One of the key points is that in the hot solo trial, the cyclists adopted a slower pace relatively early on, while their core temperatures were barely above normal. So they weren’t slowing down because their blood was boiling and their muscles were cooked—instead they were slowing down to prevent that from happening. Over the past decade, there’s been lots of debate about whether this preemptive slowdown is imposed on you unconsciously, or whether it simply reflects common sense and prior experience. (My favored answer in debates like this is “Maybe there’s a bit of both,” but a more honest one would be “I don’t know.”) Either way, it seems clear that your perception of how hot you are is as important as your actual temperature in determining your initial pacing behavior.
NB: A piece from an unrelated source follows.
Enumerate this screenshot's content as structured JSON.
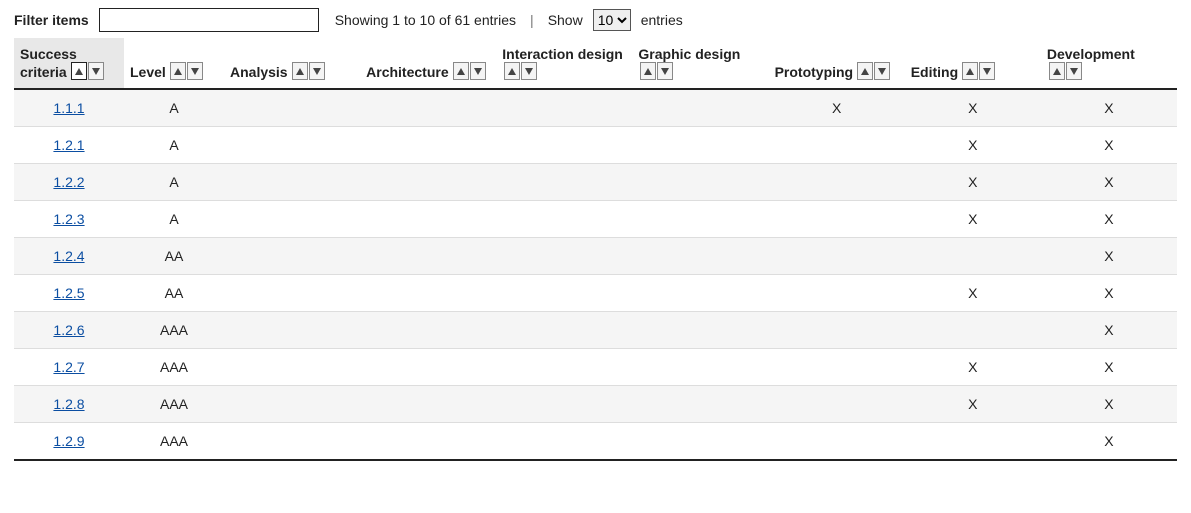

And this is what’s particularly intriguing: If you look at straightforward physiological measurements like core temperature, the cyclists hit higher temperatures when they were racing head-to-head in the heat than when they were soloing in the heat. That’s expected, because they went faster and generated more power. But their perceptual measures during those two trials, measured at six different time points, were essentially identical. They rated their perceived effort the same; their “thermal sensation” (how hot they felt) was the same, as was their “thermal comfort” (how pleasant or unpleasant that heat felt). So racing against a competitor created a disconnect between how hot they were and how hot they felt. Hawkins may have had plenty of experience training and pacing himself in hot conditions, but in the excitement of racing for an international championship gold medal, his perceptions were no longer reliable.
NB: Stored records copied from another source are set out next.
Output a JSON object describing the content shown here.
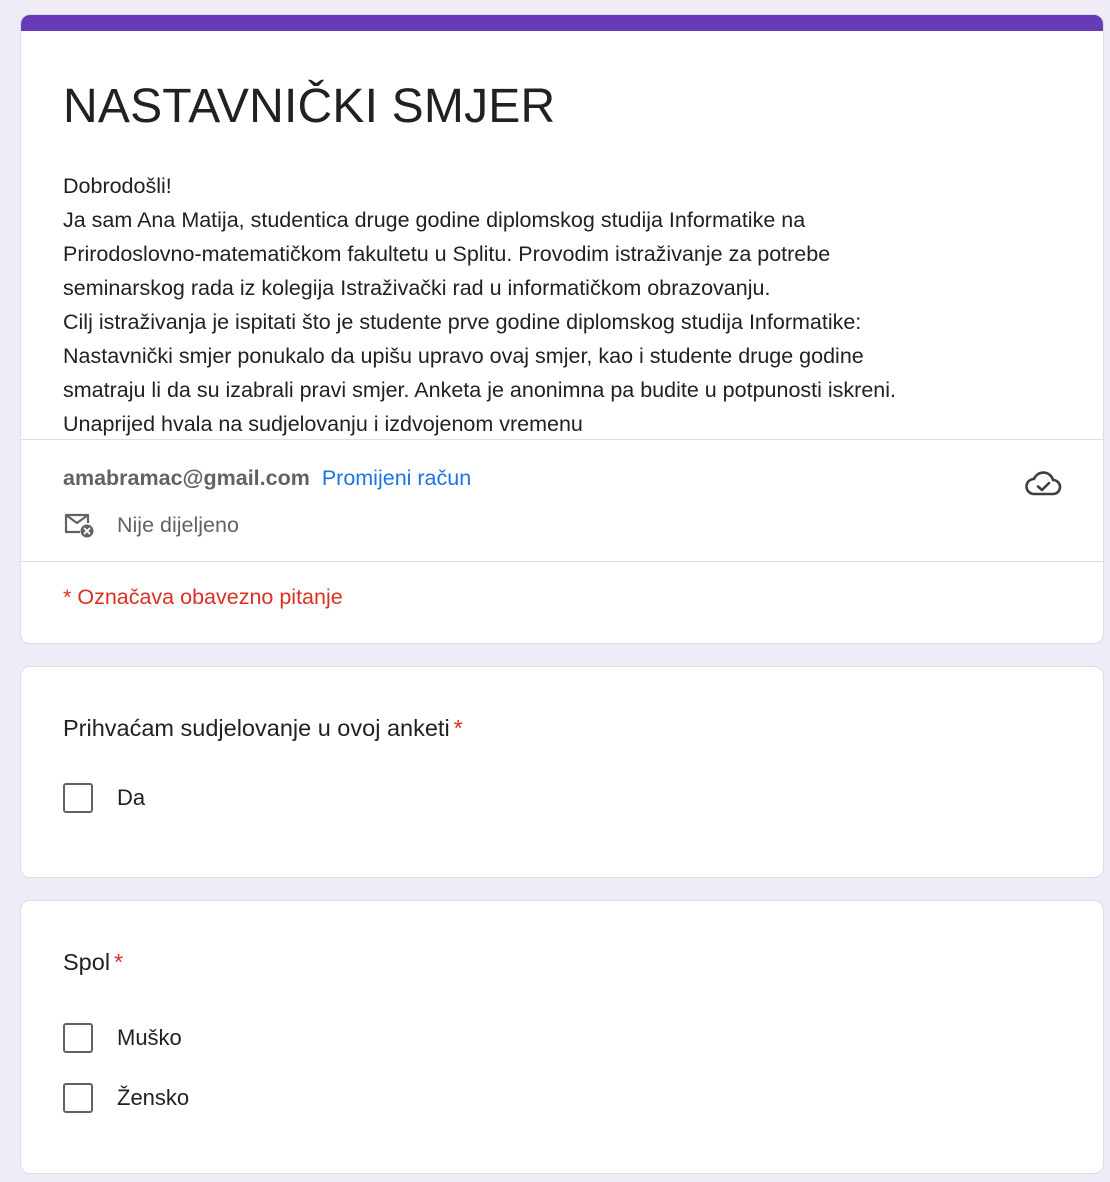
{
  "header": {
    "title": "NASTAVNIČKI SMJER",
    "description": [
      "Dobrodošli!",
      "Ja sam Ana Matija, studentica druge godine diplomskog studija Informatike na",
      "Prirodoslovno-matematičkom fakultetu u Splitu. Provodim istraživanje za potrebe",
      "seminarskog rada iz kolegija Istraživački rad u informatičkom obrazovanju.",
      "Cilj istraživanja je ispitati što je studente prve godine diplomskog studija Informatike:",
      "Nastavnički smjer ponukalo da upišu upravo ovaj smjer, kao i studente druge godine",
      "smatraju li da su izabrali pravi smjer. Anketa je anonimna pa budite u potpunosti iskreni.",
      "Unaprijed hvala na sudjelovanju i izdvojenom vremenu"
    ]
  },
  "account": {
    "email": "amabramac@gmail.com",
    "switch_label": "Promijeni račun",
    "share_status": "Nije dijeljeno",
    "icons": {
      "saved": "cloud-check-icon",
      "share": "mail-not-shared-icon"
    }
  },
  "required_note": "* Označava obavezno pitanje",
  "questions": [
    {
      "title": "Prihvaćam sudjelovanje u ovoj anketi",
      "required_mark": "*",
      "options": [
        "Da"
      ]
    },
    {
      "title": "Spol",
      "required_mark": "*",
      "options": [
        "Muško",
        "Žensko"
      ]
    }
  ],
  "colors": {
    "accent": "#673ab7",
    "background": "#efebf7",
    "required": "#d93025",
    "link": "#1a73e8"
  }
}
There’s one other intiguing wrinkle from the study. Before the cycling started, the subjects completed a series of psychological questionnaires. Two traits turned out to have some predictive power. Those with a higher propensity for deliberate risk-taking behavior tended to have the biggest increase in core temperature in their head-to-head trial compared to the solo hot trial. And those with the highest self-reported resilience had the biggest improvement in race time between those two trials. So if you’re mentally tough, highly motivated, and enjoy BASE jumping in your spare time, you’re the one the medics should be keeping an eye on at at hot-weather marathon.
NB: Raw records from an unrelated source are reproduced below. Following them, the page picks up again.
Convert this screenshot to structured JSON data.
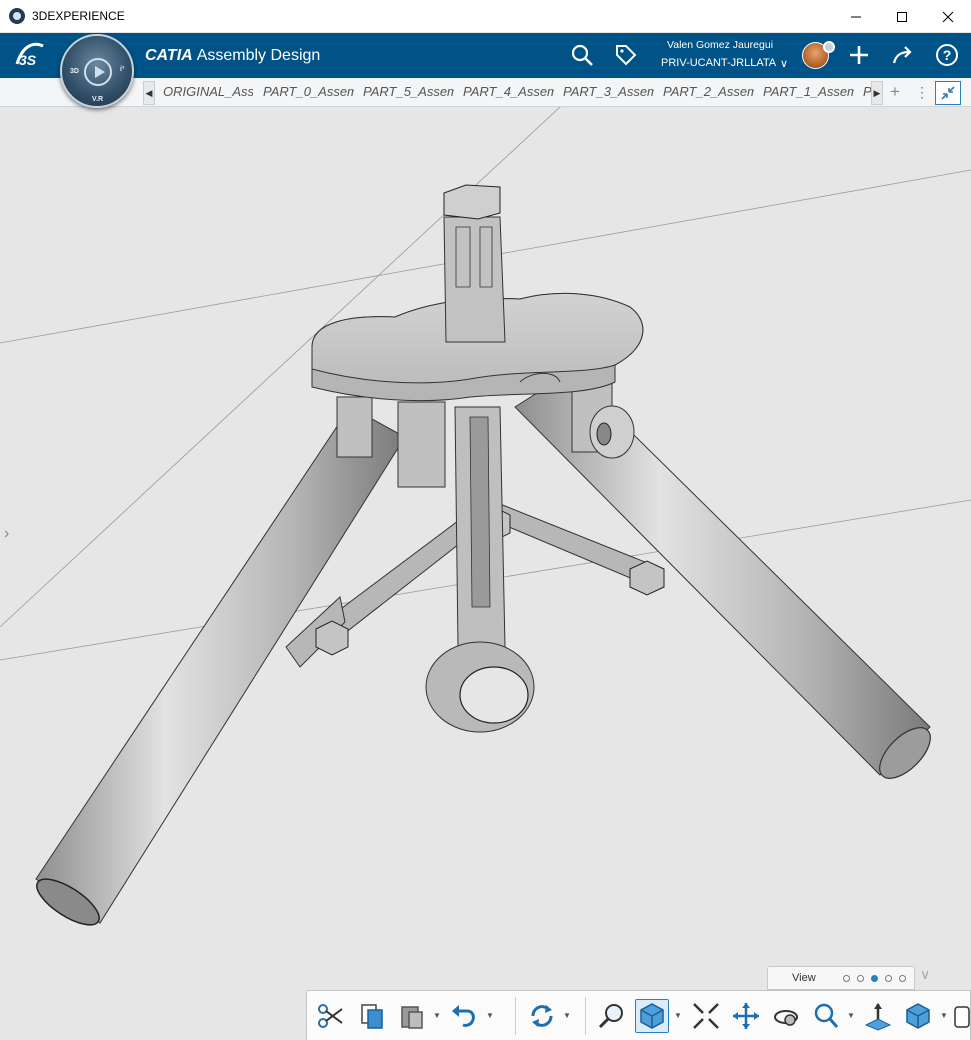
{
  "window": {
    "title": "3DEXPERIENCE",
    "controls": {
      "minimize": "minimize",
      "maximize": "maximize",
      "close": "close"
    }
  },
  "topbar": {
    "brand": "CATIA",
    "app_name": "Assembly Design",
    "compass": {
      "left": "3D",
      "right": "i³",
      "bottom": "V.R"
    },
    "user": {
      "name": "Valen Gomez Jauregui",
      "tenant": "PRIV-UCANT-JRLLATA",
      "chevron": "∨"
    },
    "icons": [
      "search-icon",
      "tag-icon",
      "add-icon",
      "share-icon",
      "help-icon"
    ]
  },
  "tabs": [
    {
      "label": "ORIGINAL_Ass"
    },
    {
      "label": "PART_0_Assem"
    },
    {
      "label": "PART_5_Assem"
    },
    {
      "label": "PART_4_Assem"
    },
    {
      "label": "PART_3_Assem"
    },
    {
      "label": "PART_2_Assem"
    },
    {
      "label": "PART_1_Assem"
    },
    {
      "label": "P"
    }
  ],
  "tabbar": {
    "plus": "+",
    "more": "⋮"
  },
  "view_panel": {
    "label": "View",
    "pages": 5,
    "active_page": 3
  },
  "actionbar": {
    "tools": [
      "cut-icon",
      "copy-icon",
      "paste-icon",
      "undo-icon",
      "update-icon",
      "zoom-area-icon",
      "view-mode-icon",
      "fit-all-icon",
      "pan-icon",
      "rotate-icon",
      "zoom-icon",
      "normal-view-icon",
      "render-style-icon",
      "more-tools-icon"
    ]
  },
  "colors": {
    "topbar": "#005386",
    "viewport": "#e6e6e6",
    "accent": "#2c7fb8",
    "part": "#b9b9b9"
  }
}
That said, I think it’s worth reiterating what I said at the top: tons of highly motivated risk seekers push themselves to the max in hot weather on a regular basis and don’t develop heat illness. Our pacing mechanisms and behaviors, however they operate, generally do an excellent job of keeping us safe. Often when an athlete does suffer heat illness, there turn out to be other underlying factors at play—a recent viral infection, the use of certain drugs like amphetamines, poor clothing choices, and so on. But sometimes, for reasons that we don’t fully understand, even the most highly trained and well-prepared athletes go down. So if you’re racing in hot conditions, pace yourself cautiously, and if things start feeling funny, slow down and seek assistance.
My new book, Endure: Mind, Body, and the Curiously Elastic Limits of Human Performance, with a foreword by Malcolm Gladwell, is now available. For more, join me on Twitter and Facebook, and sign up for the Sweat Science e-mail newsletter.